It's been nearly 10 years since Len Riedel traveled along the Kansas-Missouri border following the route a Confederate general and his men took while fighting the Civil War.
The survey Riedel was conducting for the National Park Service was one of the factors that led to creation of the Mine Creek Battlefield State Historic Site park near Pleasanton.
It also drove home to Riedel the importance of the area's pre-Civil War, "Bleeding Kansas" history.
"The struggle over Kansas, I think, is probably the most misunderstood aspect of the coming of the Civil War because it really forced a lot of raw emotions out into the open," Riedel said. "It led to the war in the east and the firing on Fort Sumter."
That is why early this week, Riedel and 25 members of the Blue and Gray Education Society will be in the Lawrence area visiting museums and examining Bleeding Kansas-era sites. Included will be Black Jack Battlefield near Baldwin and Lecompton's Constitution Hall and Territorial Capital Museum.
The tour is an example of how more historians are taking a closer look at this area's history, Douglas County historian Paul Bahnmaier said.
"For us, it is really significant," Bahnmaier said. "It's a chance to get more national recognition for an area that is often overlooked."
The group will stay at the Eldridge Hotel while touring the sites today and Tuesday.
Organized in 1994, the Blue and Gray Society has about 1,500 national and international members and is based in Danville, Va. Among them are former U.S. Secretary of State Lawrence Eagleburger, Pulitzer Prize-winning author Jim McPherson and historian-author John Jakes. Though those luminaries won't be on the Kansas tour, those who are coming have varied backgrounds, said Riedel, the organization's executive director.
The society, a nonprofit organization, has toured more than 230 Civil War battlefields in its 12-year existence.
"No other group in the country has that kind of coverage," Riedel said.
Last year, while hurricanes lashed the Gulf of Mexico, society members searched and found the actual "cut" that Union forces made in an old levee to flood the area around Vicksburg, Miss.

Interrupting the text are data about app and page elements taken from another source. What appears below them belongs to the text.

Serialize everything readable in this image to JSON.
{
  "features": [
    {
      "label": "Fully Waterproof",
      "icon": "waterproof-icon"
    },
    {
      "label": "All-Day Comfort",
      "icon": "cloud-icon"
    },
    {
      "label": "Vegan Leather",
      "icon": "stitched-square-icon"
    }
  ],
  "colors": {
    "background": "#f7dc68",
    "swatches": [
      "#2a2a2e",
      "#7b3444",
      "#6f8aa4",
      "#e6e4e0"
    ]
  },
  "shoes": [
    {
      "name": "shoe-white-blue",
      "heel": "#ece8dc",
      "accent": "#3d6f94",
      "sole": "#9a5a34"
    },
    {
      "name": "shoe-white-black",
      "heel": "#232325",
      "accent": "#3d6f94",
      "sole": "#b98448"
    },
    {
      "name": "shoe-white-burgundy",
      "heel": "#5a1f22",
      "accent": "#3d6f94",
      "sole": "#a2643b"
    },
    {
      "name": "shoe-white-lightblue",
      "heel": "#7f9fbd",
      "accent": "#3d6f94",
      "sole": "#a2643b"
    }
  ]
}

"We know nobody had seen it. You had to know what to look for to find it," Riedel said. "When we go out, we start looking under rocks and weeds."
The Blue and Gray Society considers its Bleeding Kansas tour the start of its Civil War sesquicentennial commemoration, which on a national level doesn't begin until 2011.
"That completely overlooks all of the impact of what happened in Kansas from 1854 on," Riedel said. "We think the first battle of the Civil War is the Battle of Black Jack."
In addition to the Lawrence area, the group will visit the Kansas Museum of History in Topeka, Fort Leavenworth and Osawatomie before moving on to other sites later in the week at Fort Scott and Baxter Springs.
Bahnmaier said he hopes this tour group is the first of many more like it to come through the area. Once the area receives the national heritage designation it will raise the level of recognition, he said.
"This region is different from other heritage areas," Bahnmaier said. "Many are one-sided. We have the struggle between Missouri and Kansas in a theme that joins both sides. The others don't have those dynamics."
The heritage designation, called the Freedom's Frontier Heritage Area, is pending in the U.S. Senate. If enacted, the legislation would establish a national heritage area in eastern Kansas and western Missouri.